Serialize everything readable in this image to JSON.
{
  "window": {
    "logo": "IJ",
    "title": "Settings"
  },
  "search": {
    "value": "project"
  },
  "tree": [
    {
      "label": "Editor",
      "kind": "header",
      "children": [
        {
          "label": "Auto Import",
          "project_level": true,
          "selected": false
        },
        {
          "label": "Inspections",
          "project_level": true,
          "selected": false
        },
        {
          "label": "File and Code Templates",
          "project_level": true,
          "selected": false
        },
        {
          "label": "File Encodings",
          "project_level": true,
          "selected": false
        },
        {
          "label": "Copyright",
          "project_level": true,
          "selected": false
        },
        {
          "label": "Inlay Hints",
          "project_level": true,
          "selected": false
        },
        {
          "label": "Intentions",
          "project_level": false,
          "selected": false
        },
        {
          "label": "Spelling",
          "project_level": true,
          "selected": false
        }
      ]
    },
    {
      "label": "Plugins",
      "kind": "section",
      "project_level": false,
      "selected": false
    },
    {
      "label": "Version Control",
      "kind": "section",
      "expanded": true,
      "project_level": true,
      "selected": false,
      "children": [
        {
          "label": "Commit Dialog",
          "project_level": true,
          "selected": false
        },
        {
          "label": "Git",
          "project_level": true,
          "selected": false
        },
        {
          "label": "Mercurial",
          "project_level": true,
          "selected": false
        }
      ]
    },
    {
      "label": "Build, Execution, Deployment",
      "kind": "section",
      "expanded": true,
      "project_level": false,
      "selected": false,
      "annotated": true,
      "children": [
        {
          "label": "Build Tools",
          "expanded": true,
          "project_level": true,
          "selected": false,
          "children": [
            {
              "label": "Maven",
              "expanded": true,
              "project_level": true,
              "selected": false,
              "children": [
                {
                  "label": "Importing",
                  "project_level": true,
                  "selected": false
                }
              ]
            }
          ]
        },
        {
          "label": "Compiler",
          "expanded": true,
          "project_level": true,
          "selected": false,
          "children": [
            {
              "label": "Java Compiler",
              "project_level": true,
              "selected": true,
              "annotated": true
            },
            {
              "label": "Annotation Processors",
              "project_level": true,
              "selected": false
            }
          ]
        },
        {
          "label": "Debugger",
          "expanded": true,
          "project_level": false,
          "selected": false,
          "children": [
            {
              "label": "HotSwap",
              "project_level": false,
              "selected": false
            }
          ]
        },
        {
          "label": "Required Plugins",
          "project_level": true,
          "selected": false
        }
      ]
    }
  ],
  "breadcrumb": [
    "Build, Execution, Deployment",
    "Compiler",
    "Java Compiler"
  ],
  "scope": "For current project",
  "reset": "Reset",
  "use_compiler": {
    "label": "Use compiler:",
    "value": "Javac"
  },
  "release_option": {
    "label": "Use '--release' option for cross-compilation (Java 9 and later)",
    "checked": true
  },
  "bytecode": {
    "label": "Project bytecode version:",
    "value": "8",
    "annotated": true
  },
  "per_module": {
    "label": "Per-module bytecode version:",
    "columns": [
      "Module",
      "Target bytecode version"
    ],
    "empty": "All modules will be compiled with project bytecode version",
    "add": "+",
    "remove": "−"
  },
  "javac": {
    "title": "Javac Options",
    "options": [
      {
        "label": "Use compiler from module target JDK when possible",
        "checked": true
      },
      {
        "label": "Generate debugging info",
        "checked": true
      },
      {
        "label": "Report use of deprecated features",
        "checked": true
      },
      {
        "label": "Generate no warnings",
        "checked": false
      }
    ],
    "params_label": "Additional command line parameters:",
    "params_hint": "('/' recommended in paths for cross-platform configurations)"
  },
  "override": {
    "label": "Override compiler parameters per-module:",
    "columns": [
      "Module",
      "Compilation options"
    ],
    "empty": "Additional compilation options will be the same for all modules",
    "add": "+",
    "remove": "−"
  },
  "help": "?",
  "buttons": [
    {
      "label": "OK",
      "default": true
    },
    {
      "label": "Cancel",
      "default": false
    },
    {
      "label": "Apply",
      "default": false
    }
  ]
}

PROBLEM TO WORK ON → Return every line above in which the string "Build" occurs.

RESPONSE AREA →
      "label": "Build, Execution, Deployment",
          "label": "Build Tools",
    "Build, Execution, Deployment",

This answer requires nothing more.